Defendant argues further that even if the court erred in refusing to inquire whether any juror was interested in Dixie, such error, for aught that appears, would be without injury.

We take this to mean that defendant is saying that, in order to justify a reversal for the error in refusing to qualify jurors as to their connection with Dixie, plaintiff should be required to show that one of the veniremen was an officer, stockholder, or employee of Dixie. It may be that defendant is arguing that plaintiff should further show that one of the jurors who tried the case was such an officer, stockholder, or employee.

*508 We are of opinion that plaintiff should not be required to carry such a burden. In Duke v. Gaines, 224 Ala. 519, 522, 140 So. 600, 602, in holding that plaintiff had a right to examine jurors, this court said:

"Clearly it is the right of the plaintiff to have ascertained whether there is an insurance carrier for the purpose of qualifying the jury, and, if so, his right is to ascertain whether jurors are interested by reason of connection with such company. "In Citizens' L., H. & P. Co. v. Lee, 182 Ala. 561, 62 So. 199, it was remarked that if the trial court and counsel for plaintiff knew none of the jurors were interested, any examination would be improper, or in bad faith, merely designed to prejudice the case by injecting the insurance company as the party to pay. We approve this announcement. But since that decision, section 8662 of the Code has been enacted, conferring on the parties the right to examine jurors touching their interests, etc. Morgan Hill Paving Co. v. Fonville, 222 Ala. 120, 130 So. 807; Mays v. State, 218 Ala. 656, 120 So. 163. "In the face of this statute we cannot hold the defendant may take some other method of proving the qualifications of the jurors, cutting off this statutory right to qualify them in the usual manner."

Neither do we think plaintiff can be deprived of the right conferred by the statute; § 8662 of Code 1923, § 52, Title 30, Code 1940; by holding denial of such right to be without injury unless plaintiff assumes and carries the burden of showing affirmatively that one or more of the veniremen was then an officer, stockholder, or employee of an interested insurer.

In refusing to hold harmless the error of requiring a party to strike from a list of 28 jurors when the law provided for 24, this court said:

"With respect to the nonapplication of rule of practice 45 to this case, it is not the policy of this court to apply that wholesome and useful rule in such a way as to nullify positive laws which can be upheld only by their compulsory observance." Brilliant Coal Co. v. Barton, 203 Ala. 38, 40, 81 So. 828, 830. "In order that the practice prescribed by the Legislature may be preserved, we deem it necessary that the judgment in this case be reversed for the erroneous practice here shown." Brilliant Coal Co. v. Barton, supra, at page 39, 81 So. at page 829.
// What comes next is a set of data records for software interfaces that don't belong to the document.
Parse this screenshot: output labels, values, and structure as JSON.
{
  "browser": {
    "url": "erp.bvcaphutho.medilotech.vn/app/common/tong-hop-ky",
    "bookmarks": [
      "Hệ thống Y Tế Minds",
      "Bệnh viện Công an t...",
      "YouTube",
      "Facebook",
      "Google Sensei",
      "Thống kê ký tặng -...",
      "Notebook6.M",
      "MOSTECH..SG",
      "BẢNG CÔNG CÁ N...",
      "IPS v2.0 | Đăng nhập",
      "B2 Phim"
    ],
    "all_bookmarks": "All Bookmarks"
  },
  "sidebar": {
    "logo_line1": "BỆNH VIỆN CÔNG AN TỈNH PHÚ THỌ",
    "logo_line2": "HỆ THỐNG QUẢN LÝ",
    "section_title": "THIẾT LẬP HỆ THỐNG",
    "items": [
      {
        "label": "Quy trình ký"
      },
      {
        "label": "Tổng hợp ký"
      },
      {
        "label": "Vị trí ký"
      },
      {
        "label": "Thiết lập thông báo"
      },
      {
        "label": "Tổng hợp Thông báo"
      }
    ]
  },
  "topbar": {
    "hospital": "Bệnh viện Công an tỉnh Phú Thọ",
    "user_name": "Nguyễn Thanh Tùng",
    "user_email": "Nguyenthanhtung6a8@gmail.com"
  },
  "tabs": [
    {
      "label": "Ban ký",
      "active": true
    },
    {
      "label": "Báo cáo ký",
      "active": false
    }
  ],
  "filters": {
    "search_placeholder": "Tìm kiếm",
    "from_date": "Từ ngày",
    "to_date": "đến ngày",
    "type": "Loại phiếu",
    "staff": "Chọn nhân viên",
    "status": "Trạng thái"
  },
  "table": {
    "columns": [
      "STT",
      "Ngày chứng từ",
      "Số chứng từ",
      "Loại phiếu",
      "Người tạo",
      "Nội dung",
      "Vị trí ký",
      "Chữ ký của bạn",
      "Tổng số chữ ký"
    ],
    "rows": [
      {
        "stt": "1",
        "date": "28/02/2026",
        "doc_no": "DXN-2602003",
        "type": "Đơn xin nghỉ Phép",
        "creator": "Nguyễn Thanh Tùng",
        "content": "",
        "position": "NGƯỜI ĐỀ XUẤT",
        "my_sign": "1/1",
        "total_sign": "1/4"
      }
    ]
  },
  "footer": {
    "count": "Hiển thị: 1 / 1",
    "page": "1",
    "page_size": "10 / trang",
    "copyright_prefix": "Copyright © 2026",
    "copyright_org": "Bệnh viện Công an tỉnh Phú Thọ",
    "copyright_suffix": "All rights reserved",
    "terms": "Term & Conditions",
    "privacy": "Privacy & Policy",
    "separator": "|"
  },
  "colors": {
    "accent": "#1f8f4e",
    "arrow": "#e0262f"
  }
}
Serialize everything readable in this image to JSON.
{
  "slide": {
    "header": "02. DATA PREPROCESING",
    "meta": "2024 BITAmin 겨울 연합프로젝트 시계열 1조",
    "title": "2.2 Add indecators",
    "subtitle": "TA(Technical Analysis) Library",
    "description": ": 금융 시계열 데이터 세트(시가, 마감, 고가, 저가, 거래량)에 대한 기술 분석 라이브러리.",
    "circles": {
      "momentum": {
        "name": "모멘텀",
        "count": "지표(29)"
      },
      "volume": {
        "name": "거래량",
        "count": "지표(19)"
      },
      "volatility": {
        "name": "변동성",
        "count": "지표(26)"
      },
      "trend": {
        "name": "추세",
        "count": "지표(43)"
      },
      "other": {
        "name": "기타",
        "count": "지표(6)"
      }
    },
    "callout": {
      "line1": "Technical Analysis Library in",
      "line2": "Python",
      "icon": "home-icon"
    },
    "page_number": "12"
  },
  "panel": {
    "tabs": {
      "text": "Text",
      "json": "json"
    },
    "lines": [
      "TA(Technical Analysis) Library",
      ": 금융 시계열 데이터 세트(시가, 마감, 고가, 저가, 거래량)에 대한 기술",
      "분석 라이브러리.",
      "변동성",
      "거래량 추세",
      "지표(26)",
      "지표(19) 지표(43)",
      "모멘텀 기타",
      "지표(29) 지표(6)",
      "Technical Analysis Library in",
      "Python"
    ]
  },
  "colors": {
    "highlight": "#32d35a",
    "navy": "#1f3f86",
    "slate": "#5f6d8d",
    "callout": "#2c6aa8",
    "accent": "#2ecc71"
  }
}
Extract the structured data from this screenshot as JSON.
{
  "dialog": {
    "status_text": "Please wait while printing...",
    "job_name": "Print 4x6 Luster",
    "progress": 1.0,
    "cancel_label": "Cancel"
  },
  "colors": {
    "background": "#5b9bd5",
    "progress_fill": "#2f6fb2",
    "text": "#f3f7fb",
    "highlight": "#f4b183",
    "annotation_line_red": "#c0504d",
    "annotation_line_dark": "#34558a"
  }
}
We are of opinion that the foregoing quotations apply to this case and that we should adhere to our original ruling.

Opinion extended.

Application overruled.